A sportsbook is a gambling establishment that accepts bets on various sporting events. These places are typically licensed and regulated by government bodies, but there are also offshore operators that are not. In order to find the best one for you, it’s important to do your homework. This includes reading independent/non-partisan reviews from reputable sources, checking out their security measures, and making sure that they pay out winning bets promptly.

A good place to start is with a Nevada-based sportsbook. These are able to offer you a variety of deposit methods, and many have promotions and bonuses that can help you get started. However, before you start placing your bets, check the sportsbook’s banking page to see a list of available methods. You should also make sure to read their terms and conditions carefully before you start betting.

Whether you’re a casual bettor or a professional punter, sportsbooks are a great way to make money and have fun at the same time. These establishments are staffed with knowledgeable sports enthusiasts who can help you place your bets. They’ll also give you advice on how to play the games, which is helpful if you’re new to them.

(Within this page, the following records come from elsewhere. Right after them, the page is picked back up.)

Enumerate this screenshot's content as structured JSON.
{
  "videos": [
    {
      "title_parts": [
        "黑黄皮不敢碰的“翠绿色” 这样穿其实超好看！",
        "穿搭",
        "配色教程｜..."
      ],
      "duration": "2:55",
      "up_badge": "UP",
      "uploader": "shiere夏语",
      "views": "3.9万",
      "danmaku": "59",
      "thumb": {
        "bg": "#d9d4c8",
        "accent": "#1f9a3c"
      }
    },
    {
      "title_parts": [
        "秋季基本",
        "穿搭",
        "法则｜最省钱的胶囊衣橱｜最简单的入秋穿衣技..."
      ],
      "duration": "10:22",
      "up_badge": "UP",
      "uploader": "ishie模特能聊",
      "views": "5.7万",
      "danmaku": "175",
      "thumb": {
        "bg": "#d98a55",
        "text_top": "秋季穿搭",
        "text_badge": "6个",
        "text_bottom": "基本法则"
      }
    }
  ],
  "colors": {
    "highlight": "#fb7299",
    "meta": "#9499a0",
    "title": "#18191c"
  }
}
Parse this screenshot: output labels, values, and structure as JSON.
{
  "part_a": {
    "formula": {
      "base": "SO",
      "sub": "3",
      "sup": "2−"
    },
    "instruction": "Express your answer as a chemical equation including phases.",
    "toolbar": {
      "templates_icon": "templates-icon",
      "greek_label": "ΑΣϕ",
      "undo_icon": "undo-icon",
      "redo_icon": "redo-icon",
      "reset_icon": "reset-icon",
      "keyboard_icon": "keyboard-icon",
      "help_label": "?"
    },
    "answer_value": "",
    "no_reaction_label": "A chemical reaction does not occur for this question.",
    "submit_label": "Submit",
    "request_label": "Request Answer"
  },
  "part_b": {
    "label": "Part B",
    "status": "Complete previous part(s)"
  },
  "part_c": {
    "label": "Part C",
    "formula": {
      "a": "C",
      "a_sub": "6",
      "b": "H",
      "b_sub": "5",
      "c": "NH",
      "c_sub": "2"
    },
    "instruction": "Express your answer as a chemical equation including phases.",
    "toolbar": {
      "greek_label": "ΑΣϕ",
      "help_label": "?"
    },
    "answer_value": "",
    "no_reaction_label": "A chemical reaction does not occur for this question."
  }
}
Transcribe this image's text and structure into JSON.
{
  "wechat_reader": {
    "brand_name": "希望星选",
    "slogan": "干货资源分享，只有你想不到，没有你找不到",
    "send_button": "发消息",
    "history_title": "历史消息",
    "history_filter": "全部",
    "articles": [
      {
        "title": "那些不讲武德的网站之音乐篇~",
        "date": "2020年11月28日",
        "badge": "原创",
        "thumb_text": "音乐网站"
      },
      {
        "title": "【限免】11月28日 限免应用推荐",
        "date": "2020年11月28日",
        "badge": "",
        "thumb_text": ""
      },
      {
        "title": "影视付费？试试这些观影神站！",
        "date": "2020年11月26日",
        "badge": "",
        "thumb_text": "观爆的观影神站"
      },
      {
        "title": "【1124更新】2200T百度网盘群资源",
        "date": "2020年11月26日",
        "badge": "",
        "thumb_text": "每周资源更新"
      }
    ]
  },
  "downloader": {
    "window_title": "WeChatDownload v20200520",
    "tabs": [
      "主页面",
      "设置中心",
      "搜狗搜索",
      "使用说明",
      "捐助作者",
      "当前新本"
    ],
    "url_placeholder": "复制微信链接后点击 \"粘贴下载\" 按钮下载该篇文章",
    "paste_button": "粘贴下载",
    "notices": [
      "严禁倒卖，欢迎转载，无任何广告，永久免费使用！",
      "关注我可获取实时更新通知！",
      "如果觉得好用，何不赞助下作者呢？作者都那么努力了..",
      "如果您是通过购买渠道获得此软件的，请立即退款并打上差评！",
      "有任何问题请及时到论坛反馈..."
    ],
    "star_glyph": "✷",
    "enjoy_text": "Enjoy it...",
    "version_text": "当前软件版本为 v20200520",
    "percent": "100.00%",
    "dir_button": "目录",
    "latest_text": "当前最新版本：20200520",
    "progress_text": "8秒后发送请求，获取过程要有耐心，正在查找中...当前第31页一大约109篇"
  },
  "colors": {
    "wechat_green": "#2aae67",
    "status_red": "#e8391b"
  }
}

In addition to the standard odds of a team winning or losing, sportsbook oddsmakers factor in other elements such as home field advantage and away field disadvantage. These factors can make a big difference in a game’s outcome, so it’s important to understand them.

Another important factor to consider when placing bets is the amount of “vig” a sportsbook charges. This is a percentage of the total handle that a sportsbook keeps after paying out winning bets. It’s important to keep this in mind when placing bets, as it can make a huge difference in your profits.

Offshore sportsbooks are not regulated by the government and may not comply with state or federal gaming laws. This means that they do not provide the same level of consumer protection as legal, regulated sportsbooks do. In addition, these offshore operators avoid paying state and local taxes, which hurts the communities that they operate in. As a result, they are often subject to government investigations and fines.